I  (Sabith) made a presentation at a senior living center in Ventura County, this week. It was a very interesting group of seniors 85 years and plus, who listened attentively – many with hearing aid devices – to what I had to share. I wasn’t sure how I did, until the questions started pouring in. And at this point, I was genuinely impressed with not just the quality of questions, but also the way they were asking me.

 One of the questions (and a subsequent comment) revealed a lot about how businesses conduct themselves and I want to share that with you.

 The question was about what we call a “direct trade” model of purchasing our goods from artisans and makers in Mexico. Our model is pretty straightforward. We deal with the makers directly, pay them a fair price (that they set) and we mutually agree to, in cash and bring it to the U.S., for sale. Direct trade and Fair Trade are buzz words in this industry and it is time we educate people, a bit more about the nuances and intricacies that they entail, especially in practice. 

These are artisans I met a few years ago, and who we have gotten to know, at a personal level, over the years. We have built a relationship of trust, mutual recognition of honest work and a sense of comfort in knowing that we are all doing our best, to put our best foot forward. 

 This model is unique in many ways, but today, I learnt that many other companies don’t pay the artisans and makers until their goods are sold. Meaning, they get the goods from the artisans, keep them in storefront or other outlets and the artisans get paid only when the goods are sold (which can be weeks or months) after they are made. So, while from an accounting and cash flow perspective, this makes sense, it is just purely not good ethical practice to hold up others money and labor.

 Our practice has been the opposite – to pay the makers as soon as we make the purchase, in terms of being not only “fair”, but also ethical, in our dealings. The burden of selling and marketing is ours and we believe that the makers and artisans should not be responsible for what is our job.

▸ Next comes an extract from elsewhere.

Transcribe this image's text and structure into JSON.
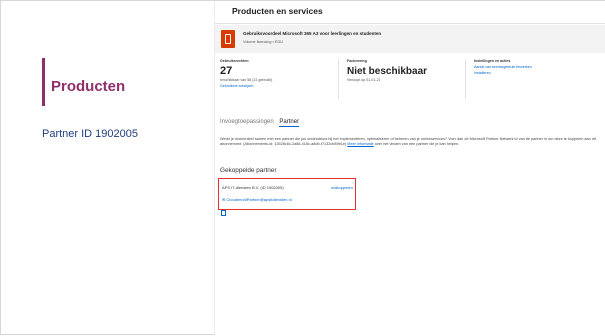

 While we haven’t highlighted this aspect of our work, I felt compelled to write about this, not with the intention of bragging, but rather to help educate folks about the different ways that many companies that claim to be doing the right thing aren’t really doing right by their suppliers. Such practices are not well known and may actually be seen as exploitative, in many ways.

 There are fair trade certifications and licenses that one can acquire – which ironically cost a lot of money. While we aim to get certified in the near future, we simply don’t have the financial means to do it right away. However, the question to ask is this : do companies that claim to do fair trade follow these basic norms?

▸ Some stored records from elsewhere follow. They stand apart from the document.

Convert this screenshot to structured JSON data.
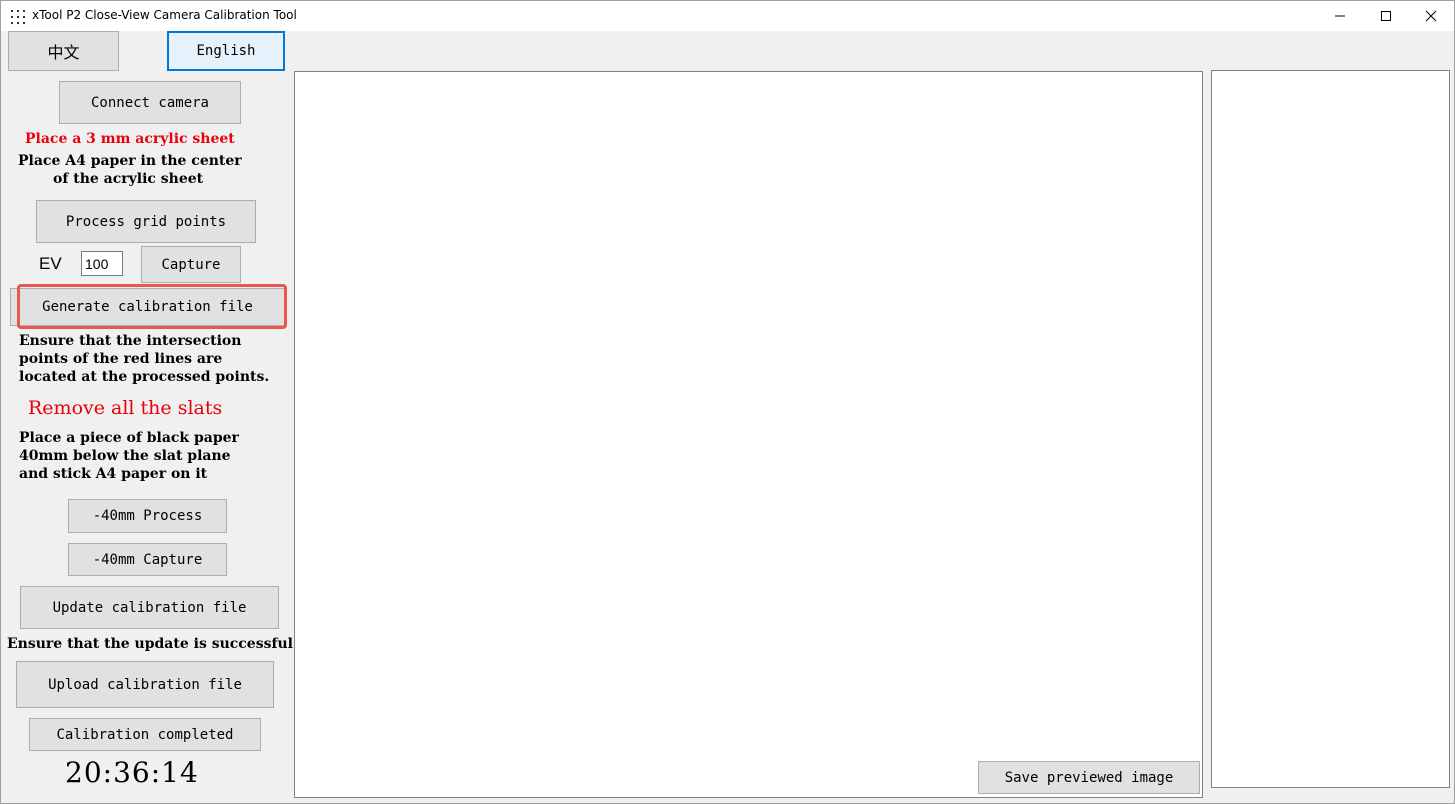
{
  "window": {
    "title": "xTool P2 Close-View Camera Calibration Tool"
  },
  "icons": {
    "app": "app-dots-icon",
    "minimize": "minimize-icon",
    "maximize": "maximize-icon",
    "close": "close-icon"
  },
  "language": {
    "chinese_label": "中文",
    "english_label": "English",
    "selected": "English"
  },
  "steps": {
    "connect_camera": "Connect camera",
    "acrylic_notice": "Place a 3 mm acrylic sheet",
    "paper_instruction_line1": "Place A4 paper in the center",
    "paper_instruction_line2": "of the acrylic sheet",
    "process_grid_points": "Process grid points",
    "ev_label": "EV",
    "ev_value": "100",
    "capture": "Capture",
    "generate_calibration_file": "Generate calibration file",
    "ensure_line1": "Ensure that the intersection",
    "ensure_line2": "points of the red lines are",
    "ensure_line3": "located at the processed points.",
    "remove_slats": "Remove all the slats",
    "black_paper_line1": "Place a piece of black paper",
    "black_paper_line2": "40mm below the slat plane",
    "black_paper_line3": "and stick A4 paper on it",
    "minus40_process": "-40mm Process",
    "minus40_capture": "-40mm Capture",
    "update_calibration_file": "Update calibration file",
    "ensure_update": "Ensure that the update is successful",
    "upload_calibration_file": "Upload calibration file",
    "calibration_completed": "Calibration completed",
    "clock": "20:36:14"
  },
  "preview": {
    "save_previewed_image": "Save previewed image"
  },
  "colors": {
    "accent": "#0078d7",
    "highlight": "#e8584f",
    "warning_text": "#e8000b"
  }
}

 Here is some language from the World Free Trade Organization, that is helpful to think through this issue : “he organization trades with concern for the social, economic and environmental well-being of marginalized small producers and does not maximize profit at their expense. It is responsible and professional in meeting its commitments in a timely manner. Suppliers respect contracts and deliver products on time and to the desired quality and specifications.

Fair Trade buyers, recognizing the financial disadvantages faced by Producers and Suppliers of Fair Trade products, ensure orders are paid on receipt of documents or as mutually agreed. For Handicraft FT products, an interest free pre-payment of at least 50 % is made on request. For Food FT products, pre-payment of at least 50% at a reasonable interest is made if requested. Interest rates that the suppliers pay must not be higher than the buyers’ cost of borrowing from third parties. Charging interest is not required.

Where southern Fair Trade suppliers receive a pre-payment from buyers, they ensure that this payment is passed on to the producers or farmers who make or grow their Fair Trade products.”


What do you think? Let us know.